Even assuming that some or all of the property in question is not that which was the subject of Goodman II, supra, we hold that it was not marital property subject to equitable division, regardless of whether it be categorized as newly acquired assets or as appreciation of previously awarded assets. Georgia does not have a statute which defines separate property. Through various holdings of this court, separate property has been defined to include: property belonging to one party before the marriage (Moore v. Moore, 249 Ga. 27 (287 SE2d 185) (1982)); property acquired by gift, bequest, or devise (Bailey v. Bailey, 250 Ga. 15 (295 SE2d 304) (1982)); property awarded to a spouse by a separate-maintenance judgment (Goodman I and II, supra); and the appreciation, during the marriage, of separate property when appreciation was not a result of the efforts of the spouse owning said property and for which he was not otherwise compensated (Halpern v. Halpern, supra).
The State of New York defines "marital property" as all property acquired by either or both spouses during the marriage and before the execution of a separation agreement or the commencement of a "matrimonial action," which is defined, in part, as an action for annulment, divorce, or separation. N.Y. Dom. Rel. Law, §§ 236 B (1) (c), 236 B (2). Approximately 18 states have, by statute or by case law, specifically excluded from the definitions of marital property, that property acquired by a spouse subsequent to a decree of legal separation.
The rationale supporting these statutes and cases from equitable-division jurisdictions is clear. Once the family no longer operates as a *66 unit, working and contributing to and for the good of the marital estate, the basis for equitable division of property is removed. The property acquired by each spouse is thenceforth a result of that spouse's sole industry, without support or contribution financially, morally or otherwise from the other spouse.

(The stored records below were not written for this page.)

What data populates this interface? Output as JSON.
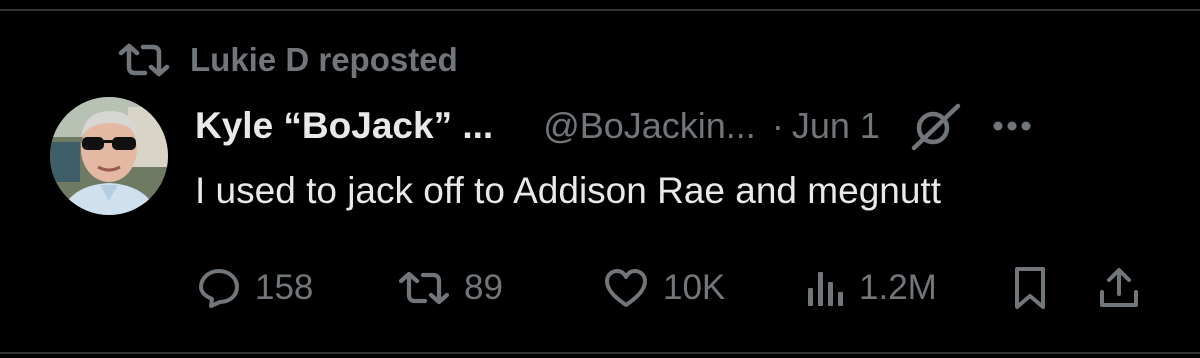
{
  "repost": {
    "label": "Lukie D reposted",
    "icon": "repost-icon"
  },
  "post": {
    "author_name": "Kyle “BoJack” ...",
    "author_handle": "@BoJackin...",
    "date_separator": "·",
    "date": "Jun 1",
    "text": "I used to jack off to Addison Rae and megnutt"
  },
  "actions": {
    "replies": "158",
    "reposts": "89",
    "likes": "10K",
    "views": "1.2M"
  },
  "colors": {
    "background": "#000000",
    "primary_text": "#e7e9ea",
    "secondary_text": "#71767b",
    "divider": "#2f3336"
  }
}
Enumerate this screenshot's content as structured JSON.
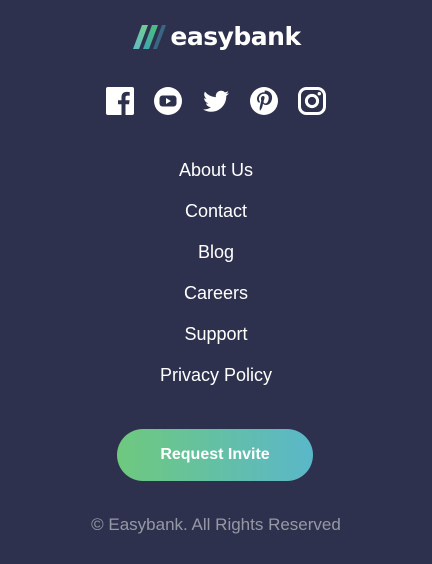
{
  "brand": {
    "name": "easybank",
    "colors": {
      "background": "#2d314d",
      "gradient_start": "#33d35e",
      "gradient_end": "#2ab6d9",
      "muted_text": "#9698a6"
    }
  },
  "social": [
    {
      "icon": "facebook-icon"
    },
    {
      "icon": "youtube-icon"
    },
    {
      "icon": "twitter-icon"
    },
    {
      "icon": "pinterest-icon"
    },
    {
      "icon": "instagram-icon"
    }
  ],
  "nav": {
    "items": [
      {
        "label": "About Us"
      },
      {
        "label": "Contact"
      },
      {
        "label": "Blog"
      },
      {
        "label": "Careers"
      },
      {
        "label": "Support"
      },
      {
        "label": "Privacy Policy"
      }
    ]
  },
  "cta": {
    "label": "Request Invite"
  },
  "footer": {
    "copyright": "© Easybank. All Rights Reserved"
  }
}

In the instant case, the appellant-wife has made no contribution to the marriage since the entry of the separate-maintenance judgment she obtained. The activities which she has offered in furtherance of her "continuing family unit" argument are activities and responsibilities which were required by the separate-maintenance judgment itself, compliance with which cannot fairly or equitably be considered as functioning as a family unit.

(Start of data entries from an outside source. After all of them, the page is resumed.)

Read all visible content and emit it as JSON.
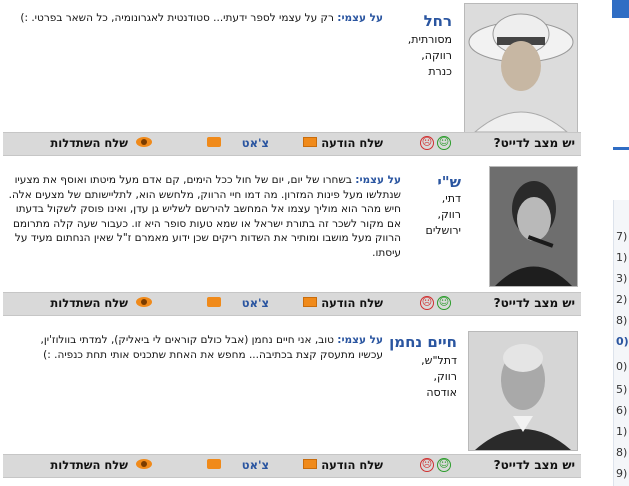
{
  "cards": [
    {
      "name": "רחל",
      "details": [
        "מסורתית,",
        "רווקה,",
        "כנרת"
      ],
      "about_label": "על עצמי:",
      "about_text": "רק על עצמי לספר ידעתי... סטודנטית לאגרונומיה, כל השאר בפרטי. :)",
      "diet_label": "יש מצב לדייט?",
      "message_label": "שלח הודעה",
      "chat_label": "צ'אט",
      "flirt_label": "שלח השתדלות"
    },
    {
      "name": "ש\"י",
      "details": [
        "דתי,",
        "רווק,",
        "ירושלים"
      ],
      "about_label": "על עצמי:",
      "about_text": "בשחרו של יום, יום של חול ככל הימים, קם אדם מעל מיטתו ואוסף את מצעיו שנתלשו מעל פינות המזרון. מה דמו חיי הרווק, מלחשש הוא, לתליישותם של מצעים אלה. חיש מהר הוא מוליך עצמו אל המחשב להירשם לשליש גן עדן, ואינו פוסק לשקול בדעתו אם מקור לשכר זה בתורת ישראל או שמא טעות סופר היא זו. כעבור שעה קלה מתרומם הרווק מעל מושבו ומותיר את השדות ריקים שכן ידוע מאמרם ז\"ל שאין הנחתום מעיד על עיסתו.",
      "diet_label": "יש מצב לדייט?",
      "message_label": "שלח הודעה",
      "chat_label": "צ'אט",
      "flirt_label": "שלח השתדלות"
    },
    {
      "name": "חיים נחמן",
      "details": [
        "דתל\"ש,",
        "רווק,",
        "אודסה"
      ],
      "about_label": "על עצמי:",
      "about_text": "טוב, אני חיים נחמן (אבל כולם קוראים לי ביאליק), למדתי בוולוז'ין, עכשיו מתעסק קצת בכתיבה... מחפש את האחת שתכניס אותי תחת כנפיה. :)",
      "diet_label": "יש מצב לדייט?",
      "message_label": "שלח הודעה",
      "chat_label": "צ'אט",
      "flirt_label": "שלח השתדלות"
    }
  ],
  "sidebar": {
    "items": [
      "(7",
      "(1",
      "(3",
      "(2",
      "(8",
      "(0",
      "(0",
      "(5",
      "(6",
      "(1",
      "(8",
      "(9"
    ]
  }
}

Accordingly, we hold that the trial court did not err in denying the requested equitable division of property.
Judgment affirmed. All the Justices concur.NOTES

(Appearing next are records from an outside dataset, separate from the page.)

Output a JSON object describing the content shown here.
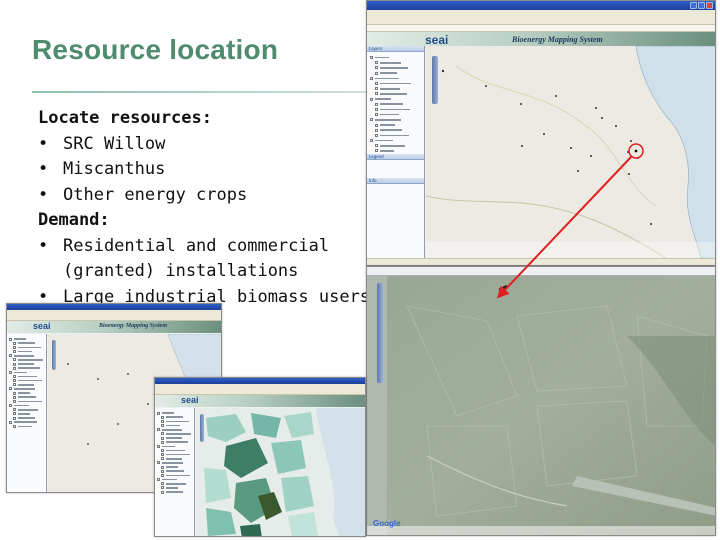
{
  "slide": {
    "title": "Resource location",
    "bullets": {
      "heading_resources": "Locate resources:",
      "item_willow": "SRC Willow",
      "item_miscanthus": "Miscanthus",
      "item_other": "Other energy crops",
      "heading_demand": "Demand:",
      "item_residential_line1": "Residential and commercial",
      "item_residential_line2": "(granted) installations",
      "item_industrial": "Large industrial biomass users",
      "bullet_glyph": "•"
    }
  },
  "screenshot_main": {
    "logo": "seai",
    "system_name": "Bioenergy Mapping System",
    "panels": {
      "layers": "Layers",
      "legend": "Legend",
      "info": "Info"
    }
  },
  "screenshot_satellite": {
    "attribution": "Google"
  },
  "screenshot_small_left": {
    "logo": "seai",
    "system_name": "Bioenergy Mapping System"
  },
  "screenshot_small_center": {
    "logo": "seai"
  },
  "colors": {
    "title": "#4f8c6e",
    "highlight_circle": "#e02020",
    "pointer_arrow": "#e02020",
    "window_titlebar": "#1c3f9a"
  }
}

 Alaska: Schanck v. Schanck, 717 P2d 1 (Alaska 1986); Arkansas: Ark. Stat. Ann., § 34-1214 (1985); California: Cal. Civil Code, § 5119 (West Supp. 1983); Colorado: Colo. Rev. Stat., § 14-10-113 (2) (c) (1973); Illinois: Ill. Ann. Stat., Ch. 40, § 503 (a) (3) (Smith-Hurt) (1985); Indiana: Ind. Code 1971, § 31-1-11.5-11 (Cum. Supp. 1986); Kentucky: Ky. Rev. Stat. Ann., § 403.190 (2) (c) (Bobbs-Merrill) (1986); Maine: Me. Rev. Stat. Ann., Title 19, § 722-(A) (2) (c) (1981); Minnesota: Minn. Stat. Ann., § 518.54 (5(d)) (West 1987); Missouri: Mo. Ann. Stat., § 452.330(2) 3 (Vernon 1986); New Jersey: Carlsen v. Carlsen, 72 N.J. 363 (371 A2d 8) (1977); New Mexico: N.M. Stat. Ann., § 40-3-8 (A) (2) (1986); New York: N.Y. Dom. Rel. Law, § 236 (B) (1) (c) (McKinney 1986); North Carolina: N.C. Gen. Stat., § 50-20 (b) (1) (Supp. 1985); Pennsylvania: 23 Pa. Stat., § 401 (e) (4) (Purdon 1986); Virginia: Va. Code, § 20-107.3 (A) (2) (1986 Cum. Supp.); Washington: Wash. Rev. Code Ann., § 26.16.140; West Virginia: W.Va. Code, § 48-2-1 (f) (5) (1986).